Every year, Nikon’s Small World in Motion Competition rounds up the best microscopic videos from scientists across the world. The results are strange but beautiful — and the winner could help your hearing.
Nikon’s competitions always throw up great images, but this year’s videos are really lovely. The overall winner was produced by Dr Mariana Muzzopappa from the Institute for Research in Biomedicine Barcelona and Jim Swoger from the Center for Genomic Regulation, Barcelona. It shows the development of a zebrafish lateral line, which is an organ equivalent to the inner ear in us humans. Timelapse video, shown in full below, reveals it forming over the course of 36 hours — and understanding the footage could help scientists cure deadness in humans.

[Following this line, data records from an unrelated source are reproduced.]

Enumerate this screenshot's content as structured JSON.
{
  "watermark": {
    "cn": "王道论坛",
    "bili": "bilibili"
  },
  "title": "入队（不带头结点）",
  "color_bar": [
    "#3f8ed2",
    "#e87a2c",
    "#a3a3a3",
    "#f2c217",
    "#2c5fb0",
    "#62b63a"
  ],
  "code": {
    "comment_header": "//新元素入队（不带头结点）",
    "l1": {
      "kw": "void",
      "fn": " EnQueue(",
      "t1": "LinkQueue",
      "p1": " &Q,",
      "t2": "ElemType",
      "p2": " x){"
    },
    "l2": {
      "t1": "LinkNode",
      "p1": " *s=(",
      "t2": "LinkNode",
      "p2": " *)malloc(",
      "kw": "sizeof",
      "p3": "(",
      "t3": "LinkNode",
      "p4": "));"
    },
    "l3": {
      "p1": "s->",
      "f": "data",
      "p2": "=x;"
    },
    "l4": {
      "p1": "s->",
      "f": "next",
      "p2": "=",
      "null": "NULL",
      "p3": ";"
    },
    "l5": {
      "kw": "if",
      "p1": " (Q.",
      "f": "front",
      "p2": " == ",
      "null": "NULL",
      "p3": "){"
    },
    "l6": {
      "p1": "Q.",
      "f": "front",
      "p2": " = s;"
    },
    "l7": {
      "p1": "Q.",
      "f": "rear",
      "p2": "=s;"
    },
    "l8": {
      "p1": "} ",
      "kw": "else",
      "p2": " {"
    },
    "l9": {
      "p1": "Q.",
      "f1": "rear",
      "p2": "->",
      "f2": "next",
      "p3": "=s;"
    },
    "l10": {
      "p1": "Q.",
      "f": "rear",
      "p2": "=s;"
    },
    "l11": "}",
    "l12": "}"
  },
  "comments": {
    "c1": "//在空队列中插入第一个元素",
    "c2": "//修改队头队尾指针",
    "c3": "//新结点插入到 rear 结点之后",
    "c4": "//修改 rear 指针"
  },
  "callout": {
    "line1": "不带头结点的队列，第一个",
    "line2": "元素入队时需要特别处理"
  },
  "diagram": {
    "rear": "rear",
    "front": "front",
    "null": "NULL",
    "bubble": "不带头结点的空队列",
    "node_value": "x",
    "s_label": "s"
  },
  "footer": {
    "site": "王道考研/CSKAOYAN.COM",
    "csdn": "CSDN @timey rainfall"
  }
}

The other winners are worth a look too. In second place, Dr Douglas Clark of Paedia Corporation captured timelapse footage of crystals forming in a single drop of a saturated solution of caffeine in water. Twenty minutes of footage is compressed into just 40 seconds, showing how strands of the crystals form to create a beautiful spherical crystal.

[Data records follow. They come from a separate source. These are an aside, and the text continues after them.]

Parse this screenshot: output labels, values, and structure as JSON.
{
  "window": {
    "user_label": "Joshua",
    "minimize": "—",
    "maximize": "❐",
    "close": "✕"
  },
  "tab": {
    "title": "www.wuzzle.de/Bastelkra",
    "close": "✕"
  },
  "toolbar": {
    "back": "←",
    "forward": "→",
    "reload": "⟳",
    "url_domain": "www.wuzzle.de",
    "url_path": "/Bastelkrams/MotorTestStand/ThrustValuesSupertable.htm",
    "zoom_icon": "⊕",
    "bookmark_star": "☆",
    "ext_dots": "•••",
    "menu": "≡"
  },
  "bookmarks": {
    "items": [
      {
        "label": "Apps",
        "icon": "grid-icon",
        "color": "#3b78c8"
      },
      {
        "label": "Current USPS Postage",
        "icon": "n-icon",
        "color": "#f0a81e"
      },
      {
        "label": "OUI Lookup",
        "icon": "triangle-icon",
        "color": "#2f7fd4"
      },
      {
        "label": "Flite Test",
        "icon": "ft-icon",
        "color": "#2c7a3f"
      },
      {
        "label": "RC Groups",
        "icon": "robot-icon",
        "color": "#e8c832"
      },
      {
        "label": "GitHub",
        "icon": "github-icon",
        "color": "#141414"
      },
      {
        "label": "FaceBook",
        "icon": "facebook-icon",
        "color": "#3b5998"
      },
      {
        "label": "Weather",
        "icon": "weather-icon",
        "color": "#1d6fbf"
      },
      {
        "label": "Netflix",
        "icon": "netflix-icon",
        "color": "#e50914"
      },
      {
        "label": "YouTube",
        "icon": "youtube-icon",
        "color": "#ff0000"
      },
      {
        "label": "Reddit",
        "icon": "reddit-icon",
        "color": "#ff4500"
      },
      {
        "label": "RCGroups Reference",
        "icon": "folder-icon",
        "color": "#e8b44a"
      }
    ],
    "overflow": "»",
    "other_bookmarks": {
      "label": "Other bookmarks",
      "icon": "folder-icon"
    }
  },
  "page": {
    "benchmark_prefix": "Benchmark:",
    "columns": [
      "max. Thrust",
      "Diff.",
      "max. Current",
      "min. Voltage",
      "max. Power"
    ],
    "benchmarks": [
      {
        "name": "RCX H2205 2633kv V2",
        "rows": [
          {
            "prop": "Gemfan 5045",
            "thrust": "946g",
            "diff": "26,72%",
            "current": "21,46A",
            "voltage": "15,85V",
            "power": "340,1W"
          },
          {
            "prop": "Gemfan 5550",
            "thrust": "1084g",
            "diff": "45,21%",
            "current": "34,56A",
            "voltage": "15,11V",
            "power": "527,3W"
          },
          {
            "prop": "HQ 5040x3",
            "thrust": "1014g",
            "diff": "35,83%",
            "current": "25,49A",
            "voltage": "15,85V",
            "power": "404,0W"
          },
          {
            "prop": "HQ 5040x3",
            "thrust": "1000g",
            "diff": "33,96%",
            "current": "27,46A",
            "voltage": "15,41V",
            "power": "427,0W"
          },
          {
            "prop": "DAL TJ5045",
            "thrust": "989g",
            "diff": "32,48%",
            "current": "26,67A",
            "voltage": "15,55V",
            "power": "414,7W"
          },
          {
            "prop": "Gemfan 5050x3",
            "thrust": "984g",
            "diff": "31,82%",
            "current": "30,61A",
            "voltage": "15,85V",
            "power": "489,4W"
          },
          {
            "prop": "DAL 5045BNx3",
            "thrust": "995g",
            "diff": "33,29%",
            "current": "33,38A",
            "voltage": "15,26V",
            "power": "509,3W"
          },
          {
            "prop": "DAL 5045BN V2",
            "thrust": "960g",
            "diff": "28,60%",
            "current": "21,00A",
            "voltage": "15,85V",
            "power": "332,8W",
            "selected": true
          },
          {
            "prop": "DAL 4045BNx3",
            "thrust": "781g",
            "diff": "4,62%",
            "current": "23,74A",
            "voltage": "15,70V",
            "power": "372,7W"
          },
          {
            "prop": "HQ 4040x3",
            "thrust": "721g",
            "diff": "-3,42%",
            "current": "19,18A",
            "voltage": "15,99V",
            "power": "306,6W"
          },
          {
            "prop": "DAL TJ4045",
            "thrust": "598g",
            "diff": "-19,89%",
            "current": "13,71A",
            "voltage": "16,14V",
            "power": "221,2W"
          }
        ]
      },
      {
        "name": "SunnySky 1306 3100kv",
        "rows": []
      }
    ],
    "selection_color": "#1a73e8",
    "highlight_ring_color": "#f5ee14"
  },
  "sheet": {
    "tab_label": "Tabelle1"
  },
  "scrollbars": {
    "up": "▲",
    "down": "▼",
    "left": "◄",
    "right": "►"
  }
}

And in third place, Dr John Hart from the University of Colorado, Boulder recorded this footage of volatile oil film on a water surface as part of his research of into fuel spills.